1. Land was acquired at 5x the prevailing market price (WSJ, Sep 6 - - needs online access). This was incorporating the projected value rise due to economic activity. This was the primary reason why so many farmers SOLD their land to the project in the first place. One could argue whether the price is adequate (despite the higher than then current prices paid by Tatas). On principle, should the fair price be the post-project price or pre-project value of the land acquired?

2. The larger than required land bank for the project - the factory needs to expand sometime in the future. why give up the option? I am glad the Tatas are rightly thinking big.

BTW - is it a land value arbitrage for the Tatas? (read in conjunction with previous point).

3. Singur's development - What was the economic condition in Singur before the project was announced? What is it today? Does it address spirit of eminent domain?

4. Is this truly a fairness issue or a country's development being hijacked by political forces?

Domino said...

:) Grain of sand, to answer your point (4) it is a political issue.

However, allow me to play Devil's advocate for a moment. There is a difference between value when you have a choice and value when you don't.

I'll give you an example. A laborer got run over by a car in the late 1980s in India. He lost his legs. His family went to court and the court awarded him his annual income multiplied by his expected working life adjusted for inflation plus all his medical costs. They didn't discount it. How much did it amount to? Less than Rs. 500,000.

On the one hand, the amount the family received was much more than he could possibly have expected to earn in his life, based on what they knew at the time. On the other hand, if you now consider it in hindsight, it was nowhere close to enough, considering what happened to prices and the fact that he lost his ability to do the only thing he knew how.

But, the point is not really about whether the amount is fair, but whether he had a choice. The unfairness is that the buyer set the price for his legs and the he really had to take it.

The same, in a sense, is true for eminent domain. If you have no choice, it'll seem unfair, not because the compensation is necessarily unfair, but because choice itself has a value, and the deprivation of choice is unfair.
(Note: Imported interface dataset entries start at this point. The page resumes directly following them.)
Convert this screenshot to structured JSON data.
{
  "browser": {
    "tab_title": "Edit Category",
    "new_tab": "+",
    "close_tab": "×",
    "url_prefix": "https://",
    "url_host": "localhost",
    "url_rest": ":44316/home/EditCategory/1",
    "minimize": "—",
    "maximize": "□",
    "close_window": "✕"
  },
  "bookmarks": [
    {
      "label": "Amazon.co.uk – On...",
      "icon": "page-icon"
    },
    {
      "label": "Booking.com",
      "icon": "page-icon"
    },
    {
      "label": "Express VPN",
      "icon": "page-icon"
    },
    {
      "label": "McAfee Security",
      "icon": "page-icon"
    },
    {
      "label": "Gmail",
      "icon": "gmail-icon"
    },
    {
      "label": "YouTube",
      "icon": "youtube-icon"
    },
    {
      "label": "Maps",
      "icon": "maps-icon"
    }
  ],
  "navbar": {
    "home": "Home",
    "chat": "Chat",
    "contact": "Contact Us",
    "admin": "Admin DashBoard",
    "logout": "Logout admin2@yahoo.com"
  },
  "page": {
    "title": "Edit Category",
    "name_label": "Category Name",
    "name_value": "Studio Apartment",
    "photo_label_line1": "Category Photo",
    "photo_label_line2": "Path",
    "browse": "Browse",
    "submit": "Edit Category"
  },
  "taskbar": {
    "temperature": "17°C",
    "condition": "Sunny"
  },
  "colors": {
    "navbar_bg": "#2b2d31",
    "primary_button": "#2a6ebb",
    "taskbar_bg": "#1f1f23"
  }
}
Having said that, in this case, the issues are mostly political gamesmanship.